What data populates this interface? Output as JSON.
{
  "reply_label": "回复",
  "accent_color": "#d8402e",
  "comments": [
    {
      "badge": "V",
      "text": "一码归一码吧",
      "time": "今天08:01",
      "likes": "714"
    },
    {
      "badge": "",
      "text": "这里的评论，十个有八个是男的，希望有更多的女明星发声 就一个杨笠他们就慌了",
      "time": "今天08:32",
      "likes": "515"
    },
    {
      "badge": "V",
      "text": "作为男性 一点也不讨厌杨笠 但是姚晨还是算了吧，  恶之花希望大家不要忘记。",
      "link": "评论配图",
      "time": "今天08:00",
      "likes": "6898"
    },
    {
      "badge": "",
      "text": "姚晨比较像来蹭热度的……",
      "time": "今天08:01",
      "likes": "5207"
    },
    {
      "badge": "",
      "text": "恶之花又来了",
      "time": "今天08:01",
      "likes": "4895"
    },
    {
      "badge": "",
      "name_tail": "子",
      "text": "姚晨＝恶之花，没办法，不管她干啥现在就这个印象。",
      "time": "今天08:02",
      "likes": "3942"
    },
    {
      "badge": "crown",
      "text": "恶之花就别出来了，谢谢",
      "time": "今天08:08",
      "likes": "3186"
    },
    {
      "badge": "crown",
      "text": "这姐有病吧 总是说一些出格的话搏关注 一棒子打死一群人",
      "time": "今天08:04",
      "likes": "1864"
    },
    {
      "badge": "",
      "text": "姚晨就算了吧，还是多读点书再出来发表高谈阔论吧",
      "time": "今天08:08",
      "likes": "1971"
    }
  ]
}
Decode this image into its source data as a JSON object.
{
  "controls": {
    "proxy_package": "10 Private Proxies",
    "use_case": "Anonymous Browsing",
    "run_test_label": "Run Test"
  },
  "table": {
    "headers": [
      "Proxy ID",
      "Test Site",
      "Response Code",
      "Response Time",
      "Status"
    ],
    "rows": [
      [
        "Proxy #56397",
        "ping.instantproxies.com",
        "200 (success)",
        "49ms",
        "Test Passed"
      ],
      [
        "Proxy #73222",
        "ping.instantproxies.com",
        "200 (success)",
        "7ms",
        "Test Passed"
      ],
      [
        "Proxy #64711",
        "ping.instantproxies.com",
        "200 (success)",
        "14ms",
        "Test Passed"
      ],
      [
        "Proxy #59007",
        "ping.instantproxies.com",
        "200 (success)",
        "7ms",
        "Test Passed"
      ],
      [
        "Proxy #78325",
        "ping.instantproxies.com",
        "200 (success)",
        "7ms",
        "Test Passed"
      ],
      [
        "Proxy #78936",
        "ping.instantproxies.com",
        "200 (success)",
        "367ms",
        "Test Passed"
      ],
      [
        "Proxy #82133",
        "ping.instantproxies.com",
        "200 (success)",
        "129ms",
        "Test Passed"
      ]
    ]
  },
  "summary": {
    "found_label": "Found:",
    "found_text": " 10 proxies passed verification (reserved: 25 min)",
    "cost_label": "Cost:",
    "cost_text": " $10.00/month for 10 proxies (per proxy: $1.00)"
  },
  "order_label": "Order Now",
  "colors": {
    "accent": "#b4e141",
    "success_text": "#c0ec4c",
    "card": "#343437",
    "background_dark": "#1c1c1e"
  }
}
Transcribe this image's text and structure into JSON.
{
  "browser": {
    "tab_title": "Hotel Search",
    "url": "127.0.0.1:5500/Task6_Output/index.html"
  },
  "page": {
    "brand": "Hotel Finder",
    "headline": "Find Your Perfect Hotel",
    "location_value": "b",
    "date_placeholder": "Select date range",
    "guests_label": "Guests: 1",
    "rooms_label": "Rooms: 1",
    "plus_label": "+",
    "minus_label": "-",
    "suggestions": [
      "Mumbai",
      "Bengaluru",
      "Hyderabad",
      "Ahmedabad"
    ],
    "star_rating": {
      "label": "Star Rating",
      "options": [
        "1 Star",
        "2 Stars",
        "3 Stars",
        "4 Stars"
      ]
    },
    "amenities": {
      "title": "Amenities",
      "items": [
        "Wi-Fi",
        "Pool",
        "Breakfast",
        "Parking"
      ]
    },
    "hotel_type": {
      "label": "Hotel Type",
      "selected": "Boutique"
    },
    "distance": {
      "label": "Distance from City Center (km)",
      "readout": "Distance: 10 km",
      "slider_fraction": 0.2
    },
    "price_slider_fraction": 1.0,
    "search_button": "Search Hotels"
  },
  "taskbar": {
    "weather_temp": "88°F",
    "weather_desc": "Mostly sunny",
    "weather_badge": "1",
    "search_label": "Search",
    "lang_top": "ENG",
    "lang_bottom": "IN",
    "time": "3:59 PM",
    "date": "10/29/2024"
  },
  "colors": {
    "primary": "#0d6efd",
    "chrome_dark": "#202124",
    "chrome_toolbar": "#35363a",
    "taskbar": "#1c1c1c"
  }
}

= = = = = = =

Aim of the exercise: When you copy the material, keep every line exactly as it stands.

Output:
What data populates this interface? Output as JSON.
{
  "reply_label": "回复",
  "accent_color": "#d8402e",
  "comments": [
    {
      "badge": "V",
      "text": "一码归一码吧",
      "time": "今天08:01",
      "likes": "714"
    },
    {
      "badge": "",
      "text": "这里的评论，十个有八个是男的，希望有更多的女明星发声 就一个杨笠他们就慌了",
      "time": "今天08:32",
      "likes": "515"
    },
    {
      "badge": "V",
      "text": "作为男性 一点也不讨厌杨笠 但是姚晨还是算了吧，  恶之花希望大家不要忘记。",
      "link": "评论配图",
      "time": "今天08:00",
      "likes": "6898"
    },
    {
      "badge": "",
      "text": "姚晨比较像来蹭热度的……",
      "time": "今天08:01",
      "likes": "5207"
    },
    {
      "badge": "",
      "text": "恶之花又来了",
      "time": "今天08:01",
      "likes": "4895"
    },
    {
      "badge": "",
      "name_tail": "子",
      "text": "姚晨＝恶之花，没办法，不管她干啥现在就这个印象。",
      "time": "今天08:02",
      "likes": "3942"
    },
    {
      "badge": "crown",
      "text": "恶之花就别出来了，谢谢",
      "time": "今天08:08",
      "likes": "3186"
    },
    {
      "badge": "crown",
      "text": "这姐有病吧 总是说一些出格的话搏关注 一棒子打死一群人",
      "time": "今天08:04",
      "likes": "1864"
    },
    {
      "badge": "",
      "text": "姚晨就算了吧，还是多读点书再出来发表高谈阔论吧",
      "time": "今天08:08",
      "likes": "1971"
    }
  ]
}
Decode this image into its source data as a JSON object.
{
  "controls": {
    "proxy_package": "10 Private Proxies",
    "use_case": "Anonymous Browsing",
    "run_test_label": "Run Test"
  },
  "table": {
    "headers": [
      "Proxy ID",
      "Test Site",
      "Response Code",
      "Response Time",
      "Status"
    ],
    "rows": [
      [
        "Proxy #56397",
        "ping.instantproxies.com",
        "200 (success)",
        "49ms",
        "Test Passed"
      ],
      [
        "Proxy #73222",
        "ping.instantproxies.com",
        "200 (success)",
        "7ms",
        "Test Passed"
      ],
      [
        "Proxy #64711",
        "ping.instantproxies.com",
        "200 (success)",
        "14ms",
        "Test Passed"
      ],
      [
        "Proxy #59007",
        "ping.instantproxies.com",
        "200 (success)",
        "7ms",
        "Test Passed"
      ],
      [
        "Proxy #78325",
        "ping.instantproxies.com",
        "200 (success)",
        "7ms",
        "Test Passed"
      ],
      [
        "Proxy #78936",
        "ping.instantproxies.com",
        "200 (success)",
        "367ms",
        "Test Passed"
      ],
      [
        "Proxy #82133",
        "ping.instantproxies.com",
        "200 (success)",
        "129ms",
        "Test Passed"
      ]
    ]
  },
  "summary": {
    "found_label": "Found:",
    "found_text": " 10 proxies passed verification (reserved: 25 min)",
    "cost_label": "Cost:",
    "cost_text": " $10.00/month for 10 proxies (per proxy: $1.00)"
  },
  "order_label": "Order Now",
  "colors": {
    "accent": "#b4e141",
    "success_text": "#c0ec4c",
    "card": "#343437",
    "background_dark": "#1c1c1e"
  }
}
Transcribe this image's text and structure into JSON.
{
  "browser": {
    "tab_title": "Hotel Search",
    "url": "127.0.0.1:5500/Task6_Output/index.html"
  },
  "page": {
    "brand": "Hotel Finder",
    "headline": "Find Your Perfect Hotel",
    "location_value": "b",
    "date_placeholder": "Select date range",
    "guests_label": "Guests: 1",
    "rooms_label": "Rooms: 1",
    "plus_label": "+",
    "minus_label": "-",
    "suggestions": [
      "Mumbai",
      "Bengaluru",
      "Hyderabad",
      "Ahmedabad"
    ],
    "star_rating": {
      "label": "Star Rating",
      "options": [
        "1 Star",
        "2 Stars",
        "3 Stars",
        "4 Stars"
      ]
    },
    "amenities": {
      "title": "Amenities",
      "items": [
        "Wi-Fi",
        "Pool",
        "Breakfast",
        "Parking"
      ]
    },
    "hotel_type": {
      "label": "Hotel Type",
      "selected": "Boutique"
    },
    "distance": {
      "label": "Distance from City Center (km)",
      "readout": "Distance: 10 km",
      "slider_fraction": 0.2
    },
    "price_slider_fraction": 1.0,
    "search_button": "Search Hotels"
  },
  "taskbar": {
    "weather_temp": "88°F",
    "weather_desc": "Mostly sunny",
    "weather_badge": "1",
    "search_label": "Search",
    "lang_top": "ENG",
    "lang_bottom": "IN",
    "time": "3:59 PM",
    "date": "10/29/2024"
  },
  "colors": {
    "primary": "#0d6efd",
    "chrome_dark": "#202124",
    "chrome_toolbar": "#35363a",
    "taskbar": "#1c1c1c"
  }
}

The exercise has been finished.